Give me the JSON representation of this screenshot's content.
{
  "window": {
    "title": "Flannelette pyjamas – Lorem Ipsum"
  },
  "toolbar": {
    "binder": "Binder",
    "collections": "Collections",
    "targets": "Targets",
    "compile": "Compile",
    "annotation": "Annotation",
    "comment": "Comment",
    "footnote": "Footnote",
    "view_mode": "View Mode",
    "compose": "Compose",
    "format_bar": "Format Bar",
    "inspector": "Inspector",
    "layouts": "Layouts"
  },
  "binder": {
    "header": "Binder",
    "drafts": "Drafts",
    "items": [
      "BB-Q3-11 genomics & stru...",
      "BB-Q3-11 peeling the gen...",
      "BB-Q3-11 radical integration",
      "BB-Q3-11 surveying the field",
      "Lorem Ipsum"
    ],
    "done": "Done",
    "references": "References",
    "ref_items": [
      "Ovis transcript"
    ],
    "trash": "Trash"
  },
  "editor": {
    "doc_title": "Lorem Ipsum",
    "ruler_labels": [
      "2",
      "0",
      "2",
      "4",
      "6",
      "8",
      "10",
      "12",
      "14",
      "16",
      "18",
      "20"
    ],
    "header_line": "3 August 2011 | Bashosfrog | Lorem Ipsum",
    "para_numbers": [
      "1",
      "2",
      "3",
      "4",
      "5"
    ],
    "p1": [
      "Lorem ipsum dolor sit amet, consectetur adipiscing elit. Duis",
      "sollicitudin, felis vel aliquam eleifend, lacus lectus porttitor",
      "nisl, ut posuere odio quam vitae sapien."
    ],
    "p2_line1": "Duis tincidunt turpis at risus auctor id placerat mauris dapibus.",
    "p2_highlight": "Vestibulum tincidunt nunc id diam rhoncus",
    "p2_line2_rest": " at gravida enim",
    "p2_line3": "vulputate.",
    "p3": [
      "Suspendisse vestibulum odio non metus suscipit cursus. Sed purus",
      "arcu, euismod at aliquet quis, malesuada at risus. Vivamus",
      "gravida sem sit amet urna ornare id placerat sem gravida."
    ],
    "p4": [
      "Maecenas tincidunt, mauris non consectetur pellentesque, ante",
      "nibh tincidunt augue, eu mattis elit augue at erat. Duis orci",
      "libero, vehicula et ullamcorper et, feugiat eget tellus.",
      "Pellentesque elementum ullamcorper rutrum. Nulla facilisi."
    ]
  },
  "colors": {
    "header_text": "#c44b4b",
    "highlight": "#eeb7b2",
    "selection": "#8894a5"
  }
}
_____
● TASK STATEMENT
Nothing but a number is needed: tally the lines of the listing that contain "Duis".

● ANSWER TO THE EXERCISE
3